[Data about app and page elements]
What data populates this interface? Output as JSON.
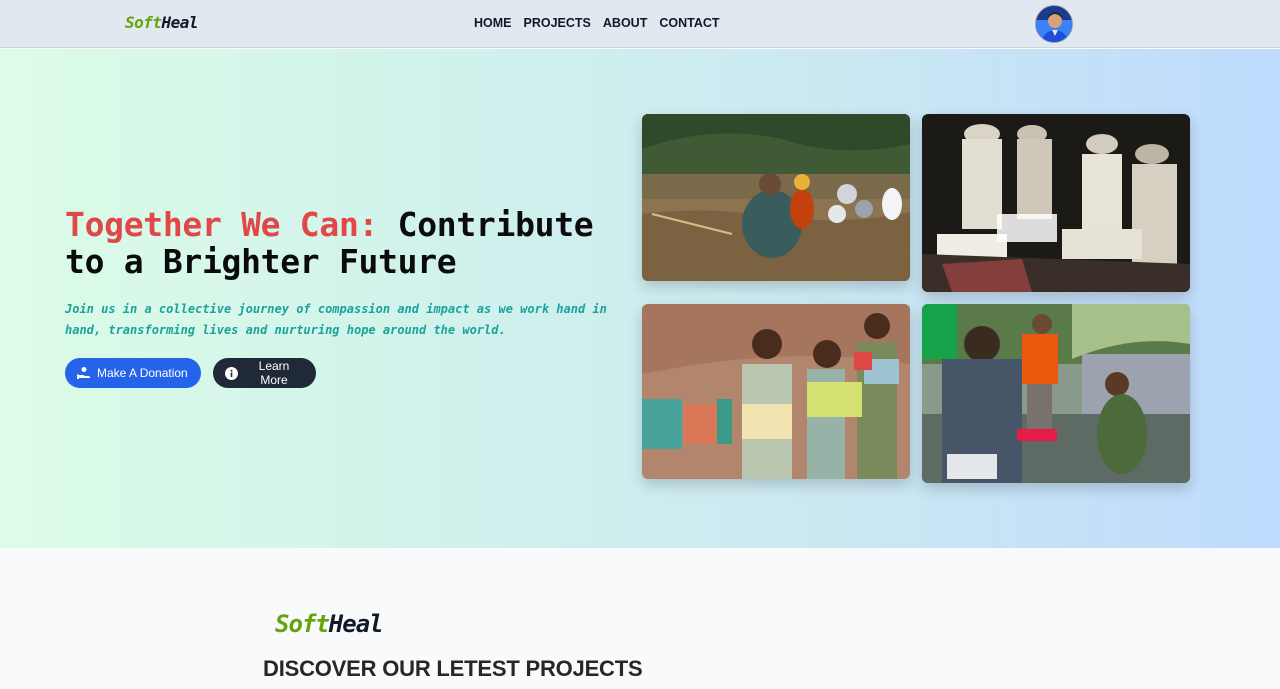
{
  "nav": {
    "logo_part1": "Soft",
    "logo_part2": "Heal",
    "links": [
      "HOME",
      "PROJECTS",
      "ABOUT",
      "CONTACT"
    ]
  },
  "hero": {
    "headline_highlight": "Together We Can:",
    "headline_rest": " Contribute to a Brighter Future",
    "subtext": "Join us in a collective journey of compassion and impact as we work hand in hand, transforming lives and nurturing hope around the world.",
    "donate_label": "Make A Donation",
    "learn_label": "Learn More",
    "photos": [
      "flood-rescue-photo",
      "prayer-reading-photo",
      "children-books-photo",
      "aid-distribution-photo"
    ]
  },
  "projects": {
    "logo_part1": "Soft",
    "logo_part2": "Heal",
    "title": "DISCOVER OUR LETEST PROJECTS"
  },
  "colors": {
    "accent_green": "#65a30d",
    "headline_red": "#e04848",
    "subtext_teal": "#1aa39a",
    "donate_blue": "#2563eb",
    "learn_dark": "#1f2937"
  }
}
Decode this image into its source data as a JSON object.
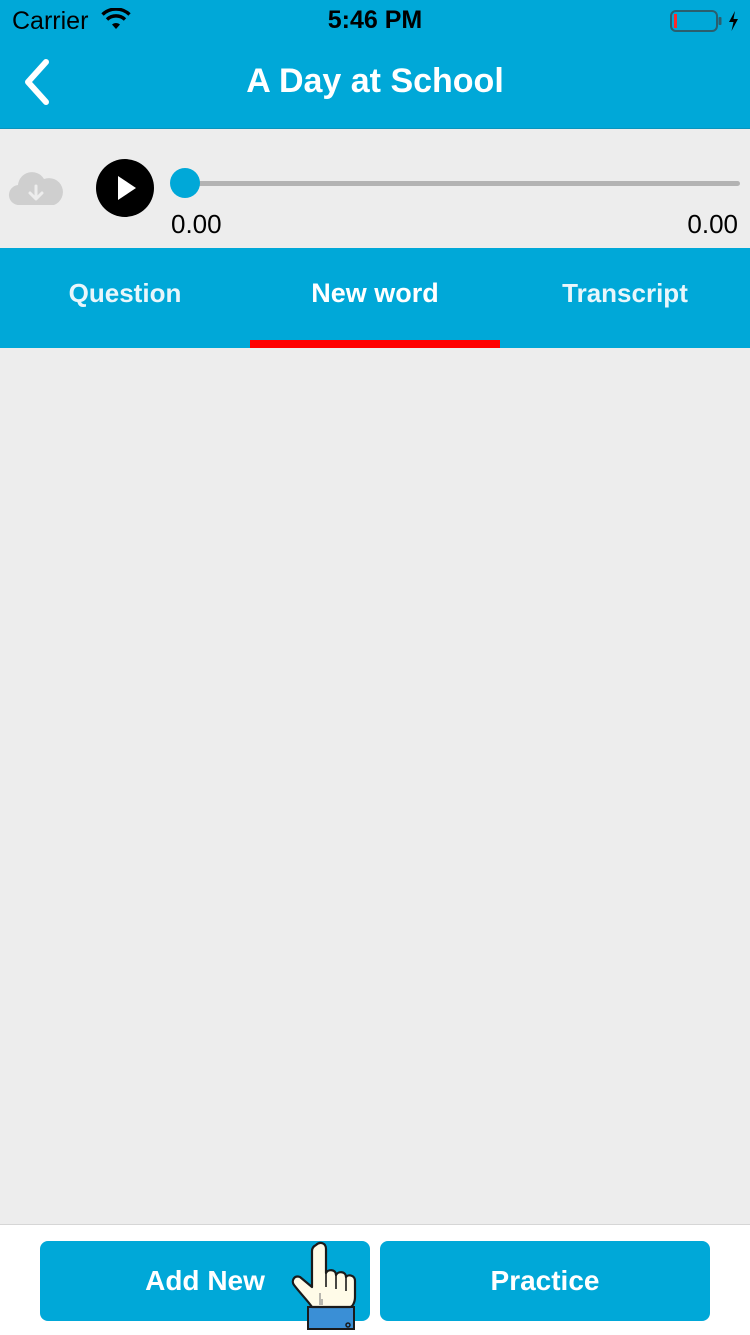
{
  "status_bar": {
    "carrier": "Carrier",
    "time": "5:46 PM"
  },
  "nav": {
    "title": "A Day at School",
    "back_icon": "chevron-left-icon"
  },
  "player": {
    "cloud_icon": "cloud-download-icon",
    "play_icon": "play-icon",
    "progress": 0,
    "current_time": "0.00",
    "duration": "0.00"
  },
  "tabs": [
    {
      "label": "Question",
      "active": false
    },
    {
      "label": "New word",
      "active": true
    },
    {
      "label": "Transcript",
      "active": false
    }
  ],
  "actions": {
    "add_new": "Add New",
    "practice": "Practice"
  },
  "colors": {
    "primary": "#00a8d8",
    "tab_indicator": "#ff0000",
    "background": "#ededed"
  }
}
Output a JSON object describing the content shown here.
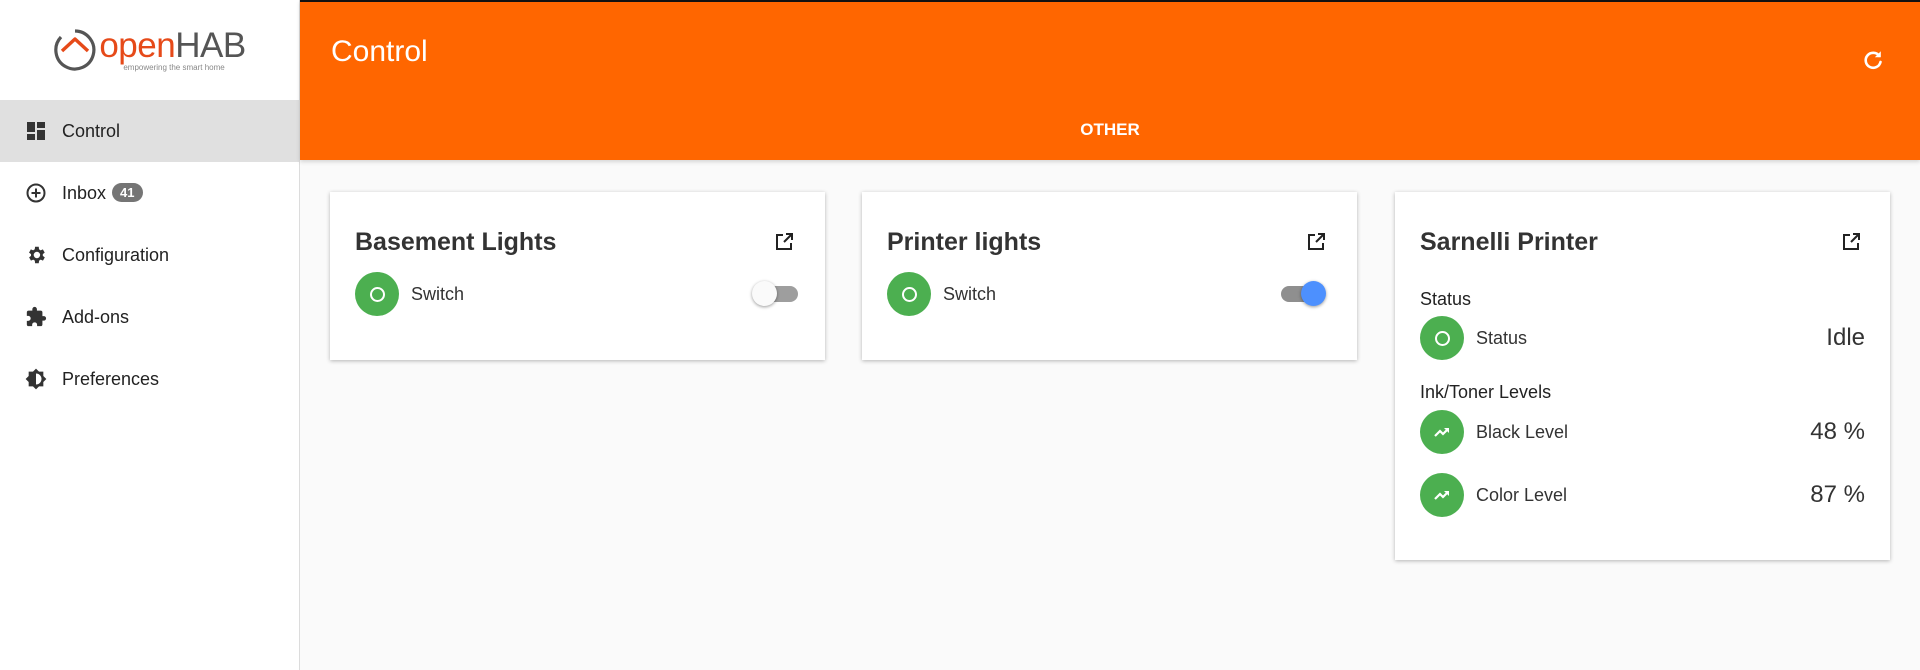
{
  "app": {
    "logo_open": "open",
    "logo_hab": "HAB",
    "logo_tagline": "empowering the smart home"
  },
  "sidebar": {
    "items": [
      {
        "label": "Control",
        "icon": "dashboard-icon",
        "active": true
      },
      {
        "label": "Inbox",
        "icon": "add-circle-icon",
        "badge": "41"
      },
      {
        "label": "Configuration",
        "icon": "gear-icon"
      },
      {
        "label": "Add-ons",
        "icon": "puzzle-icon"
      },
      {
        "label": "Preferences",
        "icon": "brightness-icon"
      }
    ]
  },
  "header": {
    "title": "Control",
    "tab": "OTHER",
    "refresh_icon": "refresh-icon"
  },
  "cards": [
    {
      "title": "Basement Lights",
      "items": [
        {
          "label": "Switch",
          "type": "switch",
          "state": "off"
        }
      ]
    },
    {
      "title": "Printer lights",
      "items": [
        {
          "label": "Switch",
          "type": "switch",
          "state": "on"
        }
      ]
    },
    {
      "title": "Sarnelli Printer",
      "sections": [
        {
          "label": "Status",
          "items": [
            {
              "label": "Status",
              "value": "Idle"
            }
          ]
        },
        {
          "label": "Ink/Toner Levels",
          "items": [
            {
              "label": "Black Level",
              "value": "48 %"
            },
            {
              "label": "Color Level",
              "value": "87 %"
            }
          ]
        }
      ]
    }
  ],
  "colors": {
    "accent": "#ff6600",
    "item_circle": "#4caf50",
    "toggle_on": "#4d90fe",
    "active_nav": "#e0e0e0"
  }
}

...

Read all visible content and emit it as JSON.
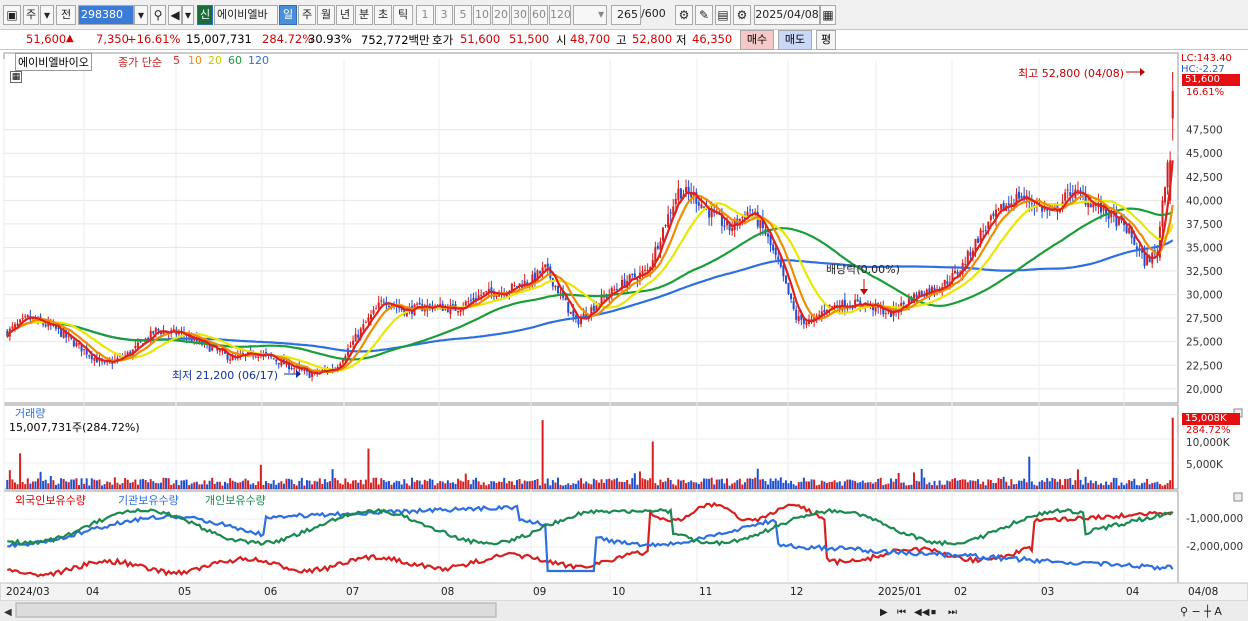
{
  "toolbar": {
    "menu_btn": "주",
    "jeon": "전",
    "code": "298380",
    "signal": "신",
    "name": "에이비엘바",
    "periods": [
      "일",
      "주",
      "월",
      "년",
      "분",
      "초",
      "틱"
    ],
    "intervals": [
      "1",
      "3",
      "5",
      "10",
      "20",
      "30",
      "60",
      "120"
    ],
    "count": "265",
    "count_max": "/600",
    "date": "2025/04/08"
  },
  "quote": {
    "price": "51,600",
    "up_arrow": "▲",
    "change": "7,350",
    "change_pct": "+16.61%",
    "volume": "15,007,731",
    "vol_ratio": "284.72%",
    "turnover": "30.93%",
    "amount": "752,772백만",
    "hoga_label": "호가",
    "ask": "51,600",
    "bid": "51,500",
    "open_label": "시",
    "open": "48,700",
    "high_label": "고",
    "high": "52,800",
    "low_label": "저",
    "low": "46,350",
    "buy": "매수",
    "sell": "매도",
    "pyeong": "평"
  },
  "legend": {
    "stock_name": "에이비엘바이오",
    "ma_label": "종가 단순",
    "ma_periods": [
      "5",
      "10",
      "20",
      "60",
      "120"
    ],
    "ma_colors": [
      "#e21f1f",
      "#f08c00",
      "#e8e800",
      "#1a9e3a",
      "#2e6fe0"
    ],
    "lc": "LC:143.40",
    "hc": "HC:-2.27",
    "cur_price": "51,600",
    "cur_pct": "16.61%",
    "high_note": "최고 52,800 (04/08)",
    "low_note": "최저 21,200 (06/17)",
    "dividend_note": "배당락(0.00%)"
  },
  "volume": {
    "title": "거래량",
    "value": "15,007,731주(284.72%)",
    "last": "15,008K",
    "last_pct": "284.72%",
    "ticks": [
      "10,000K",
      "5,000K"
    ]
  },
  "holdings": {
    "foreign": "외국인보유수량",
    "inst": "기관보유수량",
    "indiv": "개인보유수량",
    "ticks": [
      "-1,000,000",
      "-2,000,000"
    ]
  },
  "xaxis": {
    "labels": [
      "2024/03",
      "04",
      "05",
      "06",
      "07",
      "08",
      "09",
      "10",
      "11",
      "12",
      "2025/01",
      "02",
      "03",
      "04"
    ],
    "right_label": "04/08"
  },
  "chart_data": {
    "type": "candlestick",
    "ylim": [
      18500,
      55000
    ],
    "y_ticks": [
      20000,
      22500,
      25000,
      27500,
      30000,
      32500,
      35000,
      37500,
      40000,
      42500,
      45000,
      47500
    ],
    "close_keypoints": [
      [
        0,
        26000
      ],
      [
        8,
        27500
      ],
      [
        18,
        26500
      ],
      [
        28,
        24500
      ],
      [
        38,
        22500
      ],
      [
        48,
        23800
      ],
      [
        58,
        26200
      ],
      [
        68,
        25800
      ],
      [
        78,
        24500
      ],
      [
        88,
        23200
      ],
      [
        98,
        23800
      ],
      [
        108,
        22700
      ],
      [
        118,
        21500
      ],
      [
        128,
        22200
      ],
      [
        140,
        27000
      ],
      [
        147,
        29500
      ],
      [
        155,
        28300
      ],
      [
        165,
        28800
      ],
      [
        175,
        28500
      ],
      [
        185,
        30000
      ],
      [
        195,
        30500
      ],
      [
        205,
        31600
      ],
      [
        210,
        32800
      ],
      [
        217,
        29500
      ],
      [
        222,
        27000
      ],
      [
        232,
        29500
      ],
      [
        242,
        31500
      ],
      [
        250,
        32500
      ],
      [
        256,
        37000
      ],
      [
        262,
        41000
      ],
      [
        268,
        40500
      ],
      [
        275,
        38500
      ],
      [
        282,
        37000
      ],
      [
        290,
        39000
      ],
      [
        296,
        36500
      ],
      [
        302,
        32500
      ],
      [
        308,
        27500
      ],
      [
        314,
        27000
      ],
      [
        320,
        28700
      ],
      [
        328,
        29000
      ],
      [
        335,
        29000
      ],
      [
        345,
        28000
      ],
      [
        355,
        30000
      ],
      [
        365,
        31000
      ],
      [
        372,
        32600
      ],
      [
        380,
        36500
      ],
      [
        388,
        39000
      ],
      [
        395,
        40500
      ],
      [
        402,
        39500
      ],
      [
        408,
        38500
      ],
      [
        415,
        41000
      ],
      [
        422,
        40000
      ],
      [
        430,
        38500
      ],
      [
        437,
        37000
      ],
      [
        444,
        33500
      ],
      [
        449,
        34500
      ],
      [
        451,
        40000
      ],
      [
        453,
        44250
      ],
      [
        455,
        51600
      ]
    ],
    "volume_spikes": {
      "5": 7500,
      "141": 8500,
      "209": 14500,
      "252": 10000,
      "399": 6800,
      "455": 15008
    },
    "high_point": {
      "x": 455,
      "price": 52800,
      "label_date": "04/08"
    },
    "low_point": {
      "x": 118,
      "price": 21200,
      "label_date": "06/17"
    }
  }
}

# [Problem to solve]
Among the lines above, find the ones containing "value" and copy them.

# [Expected answer]
              "value": "Idle"
              "value": "48 %"
              "value": "87 %"
    "value": "15,007,731주(284.72%)",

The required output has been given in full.